Problem requirements: Write the entries below out again exactly, but skip the pictures.

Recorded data
☆ ☆ ☆ ☆ ☆
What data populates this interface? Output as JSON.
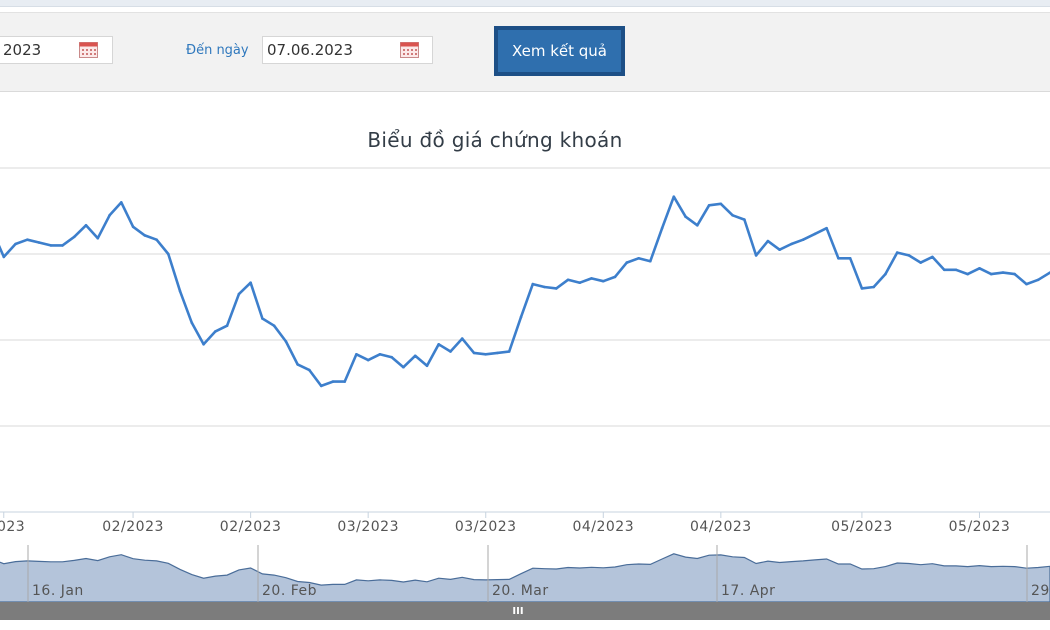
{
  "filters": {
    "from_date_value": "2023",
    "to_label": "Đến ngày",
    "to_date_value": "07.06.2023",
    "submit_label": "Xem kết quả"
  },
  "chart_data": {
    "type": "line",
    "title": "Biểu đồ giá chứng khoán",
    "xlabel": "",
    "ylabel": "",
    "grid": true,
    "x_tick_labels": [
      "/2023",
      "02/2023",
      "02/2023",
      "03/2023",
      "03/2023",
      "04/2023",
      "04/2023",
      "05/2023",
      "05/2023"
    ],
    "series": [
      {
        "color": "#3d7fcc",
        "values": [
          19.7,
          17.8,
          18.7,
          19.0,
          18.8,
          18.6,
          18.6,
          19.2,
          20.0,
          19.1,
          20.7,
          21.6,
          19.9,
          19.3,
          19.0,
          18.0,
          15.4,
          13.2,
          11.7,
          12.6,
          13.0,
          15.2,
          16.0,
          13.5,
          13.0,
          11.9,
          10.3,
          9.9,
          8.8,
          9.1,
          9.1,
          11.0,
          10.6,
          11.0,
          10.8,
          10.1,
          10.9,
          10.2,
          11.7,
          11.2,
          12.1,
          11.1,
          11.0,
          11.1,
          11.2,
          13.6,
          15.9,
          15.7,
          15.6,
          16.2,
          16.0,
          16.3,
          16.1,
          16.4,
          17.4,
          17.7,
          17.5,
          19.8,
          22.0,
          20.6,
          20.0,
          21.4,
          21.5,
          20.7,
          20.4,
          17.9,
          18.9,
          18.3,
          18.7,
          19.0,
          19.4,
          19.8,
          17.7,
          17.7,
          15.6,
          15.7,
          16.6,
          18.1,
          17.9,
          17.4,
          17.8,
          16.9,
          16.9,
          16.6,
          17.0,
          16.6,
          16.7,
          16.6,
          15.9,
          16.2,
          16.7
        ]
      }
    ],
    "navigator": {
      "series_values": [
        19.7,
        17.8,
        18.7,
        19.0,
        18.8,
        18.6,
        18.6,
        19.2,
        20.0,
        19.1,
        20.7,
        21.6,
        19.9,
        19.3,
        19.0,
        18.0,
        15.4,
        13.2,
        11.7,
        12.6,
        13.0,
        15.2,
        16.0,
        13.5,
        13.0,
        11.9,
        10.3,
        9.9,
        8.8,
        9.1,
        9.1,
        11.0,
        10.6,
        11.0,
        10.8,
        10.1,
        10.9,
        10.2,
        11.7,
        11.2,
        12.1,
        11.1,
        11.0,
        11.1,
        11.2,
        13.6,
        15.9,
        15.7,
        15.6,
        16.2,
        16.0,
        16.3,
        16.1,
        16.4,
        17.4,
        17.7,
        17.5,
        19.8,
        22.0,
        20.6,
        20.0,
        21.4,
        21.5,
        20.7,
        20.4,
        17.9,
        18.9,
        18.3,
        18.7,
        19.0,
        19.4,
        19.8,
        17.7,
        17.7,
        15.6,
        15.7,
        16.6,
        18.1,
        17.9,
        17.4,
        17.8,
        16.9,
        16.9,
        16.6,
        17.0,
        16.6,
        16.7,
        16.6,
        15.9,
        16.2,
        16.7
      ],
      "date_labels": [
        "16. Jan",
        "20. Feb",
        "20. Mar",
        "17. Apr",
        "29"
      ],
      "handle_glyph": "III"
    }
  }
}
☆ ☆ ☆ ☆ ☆
Solution to the problem:
What data populates this interface? Output as JSON.
{
  "filters": {
    "from_date_value": "2023",
    "to_label": "Đến ngày",
    "to_date_value": "07.06.2023",
    "submit_label": "Xem kết quả"
  },
  "chart_data": {
    "type": "line",
    "title": "Biểu đồ giá chứng khoán",
    "xlabel": "",
    "ylabel": "",
    "grid": true,
    "x_tick_labels": [
      "/2023",
      "02/2023",
      "02/2023",
      "03/2023",
      "03/2023",
      "04/2023",
      "04/2023",
      "05/2023",
      "05/2023"
    ],
    "series": [
      {
        "color": "#3d7fcc",
        "values": [
          19.7,
          17.8,
          18.7,
          19.0,
          18.8,
          18.6,
          18.6,
          19.2,
          20.0,
          19.1,
          20.7,
          21.6,
          19.9,
          19.3,
          19.0,
          18.0,
          15.4,
          13.2,
          11.7,
          12.6,
          13.0,
          15.2,
          16.0,
          13.5,
          13.0,
          11.9,
          10.3,
          9.9,
          8.8,
          9.1,
          9.1,
          11.0,
          10.6,
          11.0,
          10.8,
          10.1,
          10.9,
          10.2,
          11.7,
          11.2,
          12.1,
          11.1,
          11.0,
          11.1,
          11.2,
          13.6,
          15.9,
          15.7,
          15.6,
          16.2,
          16.0,
          16.3,
          16.1,
          16.4,
          17.4,
          17.7,
          17.5,
          19.8,
          22.0,
          20.6,
          20.0,
          21.4,
          21.5,
          20.7,
          20.4,
          17.9,
          18.9,
          18.3,
          18.7,
          19.0,
          19.4,
          19.8,
          17.7,
          17.7,
          15.6,
          15.7,
          16.6,
          18.1,
          17.9,
          17.4,
          17.8,
          16.9,
          16.9,
          16.6,
          17.0,
          16.6,
          16.7,
          16.6,
          15.9,
          16.2,
          16.7
        ]
      }
    ],
    "navigator": {
      "series_values": [
        19.7,
        17.8,
        18.7,
        19.0,
        18.8,
        18.6,
        18.6,
        19.2,
        20.0,
        19.1,
        20.7,
        21.6,
        19.9,
        19.3,
        19.0,
        18.0,
        15.4,
        13.2,
        11.7,
        12.6,
        13.0,
        15.2,
        16.0,
        13.5,
        13.0,
        11.9,
        10.3,
        9.9,
        8.8,
        9.1,
        9.1,
        11.0,
        10.6,
        11.0,
        10.8,
        10.1,
        10.9,
        10.2,
        11.7,
        11.2,
        12.1,
        11.1,
        11.0,
        11.1,
        11.2,
        13.6,
        15.9,
        15.7,
        15.6,
        16.2,
        16.0,
        16.3,
        16.1,
        16.4,
        17.4,
        17.7,
        17.5,
        19.8,
        22.0,
        20.6,
        20.0,
        21.4,
        21.5,
        20.7,
        20.4,
        17.9,
        18.9,
        18.3,
        18.7,
        19.0,
        19.4,
        19.8,
        17.7,
        17.7,
        15.6,
        15.7,
        16.6,
        18.1,
        17.9,
        17.4,
        17.8,
        16.9,
        16.9,
        16.6,
        17.0,
        16.6,
        16.7,
        16.6,
        15.9,
        16.2,
        16.7
      ],
      "date_labels": [
        "16. Jan",
        "20. Feb",
        "20. Mar",
        "17. Apr",
        "29"
      ],
      "handle_glyph": "III"
    }
  }
}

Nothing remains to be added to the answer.